ASSIGNED TASK: Below are some records; copy each line in them that contains "title".

INPUT MATERIAL:
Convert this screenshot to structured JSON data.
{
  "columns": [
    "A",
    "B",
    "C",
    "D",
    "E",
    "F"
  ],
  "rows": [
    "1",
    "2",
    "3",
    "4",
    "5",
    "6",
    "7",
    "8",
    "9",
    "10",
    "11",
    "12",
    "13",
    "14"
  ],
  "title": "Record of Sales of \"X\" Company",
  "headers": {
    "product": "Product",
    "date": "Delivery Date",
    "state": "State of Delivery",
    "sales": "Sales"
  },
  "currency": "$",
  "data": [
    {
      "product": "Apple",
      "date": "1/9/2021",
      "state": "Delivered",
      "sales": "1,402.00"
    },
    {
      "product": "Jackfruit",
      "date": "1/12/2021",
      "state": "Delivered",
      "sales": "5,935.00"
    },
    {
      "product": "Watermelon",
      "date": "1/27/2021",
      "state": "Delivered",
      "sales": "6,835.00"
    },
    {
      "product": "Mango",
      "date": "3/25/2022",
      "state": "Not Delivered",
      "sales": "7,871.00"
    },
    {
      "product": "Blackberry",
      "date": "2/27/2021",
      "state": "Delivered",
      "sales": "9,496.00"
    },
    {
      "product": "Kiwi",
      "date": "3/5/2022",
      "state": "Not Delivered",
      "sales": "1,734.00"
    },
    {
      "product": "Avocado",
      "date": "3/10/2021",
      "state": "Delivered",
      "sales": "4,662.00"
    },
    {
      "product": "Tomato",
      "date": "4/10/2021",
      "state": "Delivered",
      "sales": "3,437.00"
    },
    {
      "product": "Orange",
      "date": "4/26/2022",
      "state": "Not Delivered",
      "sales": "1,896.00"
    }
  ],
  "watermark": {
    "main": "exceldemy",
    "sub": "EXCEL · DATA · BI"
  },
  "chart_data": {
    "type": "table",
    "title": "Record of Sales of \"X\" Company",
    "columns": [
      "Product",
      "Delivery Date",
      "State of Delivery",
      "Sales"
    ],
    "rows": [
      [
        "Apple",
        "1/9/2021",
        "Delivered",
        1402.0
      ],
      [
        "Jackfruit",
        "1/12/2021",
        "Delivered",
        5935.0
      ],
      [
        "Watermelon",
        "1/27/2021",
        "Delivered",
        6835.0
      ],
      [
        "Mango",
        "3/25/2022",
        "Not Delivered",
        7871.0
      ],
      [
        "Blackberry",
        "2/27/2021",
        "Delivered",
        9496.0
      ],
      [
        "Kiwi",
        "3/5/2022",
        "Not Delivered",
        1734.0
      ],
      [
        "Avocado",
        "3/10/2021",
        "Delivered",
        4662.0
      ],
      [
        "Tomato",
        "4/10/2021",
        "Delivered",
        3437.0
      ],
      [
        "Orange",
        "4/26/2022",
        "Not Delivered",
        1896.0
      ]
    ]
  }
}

RESPONSE:
  "title": "Record of Sales of \"X\" Company",
    "title": "Record of Sales of \"X\" Company",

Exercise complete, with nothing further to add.